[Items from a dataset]
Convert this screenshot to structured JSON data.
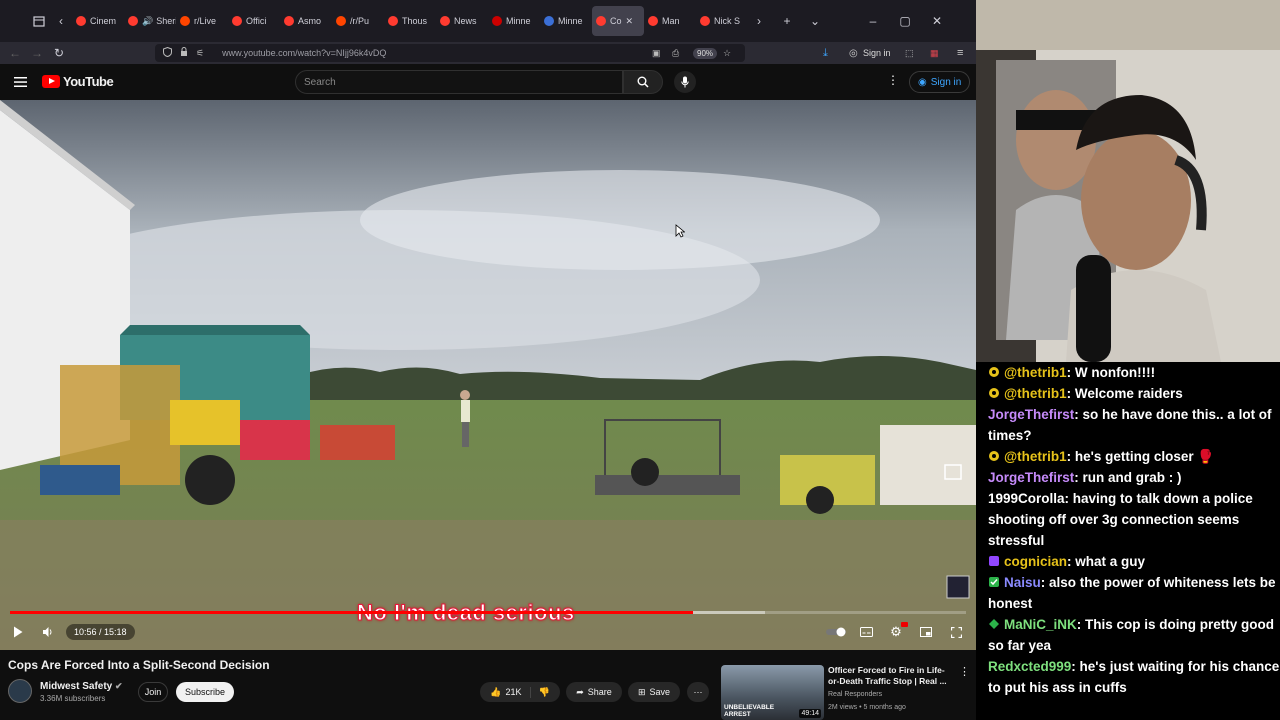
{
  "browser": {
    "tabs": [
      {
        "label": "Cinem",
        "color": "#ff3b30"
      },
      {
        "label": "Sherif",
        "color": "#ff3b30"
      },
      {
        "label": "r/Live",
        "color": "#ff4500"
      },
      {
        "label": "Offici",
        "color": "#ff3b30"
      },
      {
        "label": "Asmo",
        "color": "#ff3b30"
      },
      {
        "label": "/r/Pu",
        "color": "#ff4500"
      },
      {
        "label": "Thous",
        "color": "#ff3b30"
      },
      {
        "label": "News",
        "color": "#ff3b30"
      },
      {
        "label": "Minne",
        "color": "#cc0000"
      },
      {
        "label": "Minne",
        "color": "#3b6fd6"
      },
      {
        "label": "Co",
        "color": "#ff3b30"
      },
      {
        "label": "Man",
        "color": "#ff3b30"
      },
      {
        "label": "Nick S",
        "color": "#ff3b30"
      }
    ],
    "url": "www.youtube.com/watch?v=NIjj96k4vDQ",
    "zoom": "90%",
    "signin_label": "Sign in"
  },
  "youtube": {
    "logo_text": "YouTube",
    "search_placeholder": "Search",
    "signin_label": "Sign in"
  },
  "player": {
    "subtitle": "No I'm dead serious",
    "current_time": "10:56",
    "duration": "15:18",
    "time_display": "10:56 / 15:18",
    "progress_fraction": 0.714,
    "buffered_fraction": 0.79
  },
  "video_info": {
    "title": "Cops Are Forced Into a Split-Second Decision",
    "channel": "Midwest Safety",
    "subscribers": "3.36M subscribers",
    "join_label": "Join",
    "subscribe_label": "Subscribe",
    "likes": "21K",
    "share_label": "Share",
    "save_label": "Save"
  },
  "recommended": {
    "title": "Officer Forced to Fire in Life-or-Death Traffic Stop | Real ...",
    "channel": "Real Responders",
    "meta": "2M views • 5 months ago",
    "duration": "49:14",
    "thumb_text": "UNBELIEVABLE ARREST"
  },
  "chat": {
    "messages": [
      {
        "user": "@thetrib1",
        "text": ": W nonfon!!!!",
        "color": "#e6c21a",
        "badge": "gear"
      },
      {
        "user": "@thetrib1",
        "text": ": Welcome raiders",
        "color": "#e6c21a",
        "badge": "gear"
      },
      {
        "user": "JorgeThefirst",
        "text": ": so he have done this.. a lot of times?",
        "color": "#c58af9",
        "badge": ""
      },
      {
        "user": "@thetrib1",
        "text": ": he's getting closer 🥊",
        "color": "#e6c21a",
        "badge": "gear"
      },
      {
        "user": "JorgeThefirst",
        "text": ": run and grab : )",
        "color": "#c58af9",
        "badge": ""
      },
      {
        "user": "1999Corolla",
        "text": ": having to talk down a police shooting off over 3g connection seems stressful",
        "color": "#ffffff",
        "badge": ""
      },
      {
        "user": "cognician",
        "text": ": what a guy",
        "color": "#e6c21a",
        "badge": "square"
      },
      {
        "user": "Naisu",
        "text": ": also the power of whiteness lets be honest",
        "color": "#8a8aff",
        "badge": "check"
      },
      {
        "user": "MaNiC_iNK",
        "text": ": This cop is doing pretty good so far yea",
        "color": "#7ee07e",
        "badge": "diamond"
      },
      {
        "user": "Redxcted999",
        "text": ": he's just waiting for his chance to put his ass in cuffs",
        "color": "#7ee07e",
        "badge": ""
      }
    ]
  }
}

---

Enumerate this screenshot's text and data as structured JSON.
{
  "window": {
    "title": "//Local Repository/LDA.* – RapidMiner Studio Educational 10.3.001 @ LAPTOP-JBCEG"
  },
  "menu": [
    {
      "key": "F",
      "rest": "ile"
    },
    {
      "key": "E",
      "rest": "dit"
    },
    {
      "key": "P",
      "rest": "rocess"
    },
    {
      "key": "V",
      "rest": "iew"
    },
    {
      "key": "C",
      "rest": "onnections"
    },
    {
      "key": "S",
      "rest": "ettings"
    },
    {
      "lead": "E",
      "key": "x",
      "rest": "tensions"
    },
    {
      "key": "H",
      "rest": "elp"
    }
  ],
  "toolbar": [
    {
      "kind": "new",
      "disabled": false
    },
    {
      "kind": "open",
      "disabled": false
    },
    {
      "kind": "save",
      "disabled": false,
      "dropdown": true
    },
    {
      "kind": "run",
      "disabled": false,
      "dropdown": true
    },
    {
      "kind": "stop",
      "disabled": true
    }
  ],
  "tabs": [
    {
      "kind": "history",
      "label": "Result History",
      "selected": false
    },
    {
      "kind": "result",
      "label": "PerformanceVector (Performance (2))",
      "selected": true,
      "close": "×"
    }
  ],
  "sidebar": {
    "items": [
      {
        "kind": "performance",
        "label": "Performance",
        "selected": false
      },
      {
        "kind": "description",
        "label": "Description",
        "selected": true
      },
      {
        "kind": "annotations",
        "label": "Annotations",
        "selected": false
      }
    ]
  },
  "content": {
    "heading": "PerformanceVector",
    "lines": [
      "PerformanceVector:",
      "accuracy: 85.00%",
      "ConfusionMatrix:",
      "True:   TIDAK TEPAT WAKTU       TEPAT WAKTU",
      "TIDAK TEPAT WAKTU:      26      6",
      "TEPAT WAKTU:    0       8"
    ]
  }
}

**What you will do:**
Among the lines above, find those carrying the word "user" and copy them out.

**Solution:**
        "user": "@thetrib1",
        "user": "@thetrib1",
        "user": "JorgeThefirst",
        "user": "@thetrib1",
        "user": "JorgeThefirst",
        "user": "1999Corolla",
        "user": "cognician",
        "user": "Naisu",
        "user": "MaNiC_iNK",
        "user": "Redxcted999",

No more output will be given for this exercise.